- **Provided entries**:

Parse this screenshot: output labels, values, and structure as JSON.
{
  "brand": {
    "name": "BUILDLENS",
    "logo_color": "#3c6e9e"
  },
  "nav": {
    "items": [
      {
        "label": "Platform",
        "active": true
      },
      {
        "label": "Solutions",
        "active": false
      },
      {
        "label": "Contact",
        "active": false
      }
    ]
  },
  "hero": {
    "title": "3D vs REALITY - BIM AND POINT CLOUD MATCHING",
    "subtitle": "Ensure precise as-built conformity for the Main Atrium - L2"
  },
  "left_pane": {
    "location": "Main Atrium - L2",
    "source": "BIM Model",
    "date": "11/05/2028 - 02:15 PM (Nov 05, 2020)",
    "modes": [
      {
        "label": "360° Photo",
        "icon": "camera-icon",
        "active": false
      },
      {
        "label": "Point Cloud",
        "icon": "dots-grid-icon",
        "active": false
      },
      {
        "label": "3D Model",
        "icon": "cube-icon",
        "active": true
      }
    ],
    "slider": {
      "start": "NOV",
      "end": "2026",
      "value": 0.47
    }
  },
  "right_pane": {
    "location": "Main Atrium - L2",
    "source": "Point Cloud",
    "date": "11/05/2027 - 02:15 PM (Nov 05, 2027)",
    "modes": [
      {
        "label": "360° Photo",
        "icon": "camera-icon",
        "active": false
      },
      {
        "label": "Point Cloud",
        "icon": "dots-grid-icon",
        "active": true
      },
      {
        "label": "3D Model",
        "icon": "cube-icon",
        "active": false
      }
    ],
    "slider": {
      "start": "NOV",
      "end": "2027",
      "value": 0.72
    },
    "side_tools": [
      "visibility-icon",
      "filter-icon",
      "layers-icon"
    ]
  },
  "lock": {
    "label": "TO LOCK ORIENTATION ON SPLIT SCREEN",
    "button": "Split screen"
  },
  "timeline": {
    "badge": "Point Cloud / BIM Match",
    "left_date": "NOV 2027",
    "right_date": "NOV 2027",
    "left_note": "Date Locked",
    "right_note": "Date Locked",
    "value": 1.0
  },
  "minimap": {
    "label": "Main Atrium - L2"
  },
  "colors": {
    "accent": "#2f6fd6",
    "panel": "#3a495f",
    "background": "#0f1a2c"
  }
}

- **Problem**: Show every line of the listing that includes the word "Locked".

- **Result of the task**:
    "left_note": "Date Locked",
    "right_note": "Date Locked",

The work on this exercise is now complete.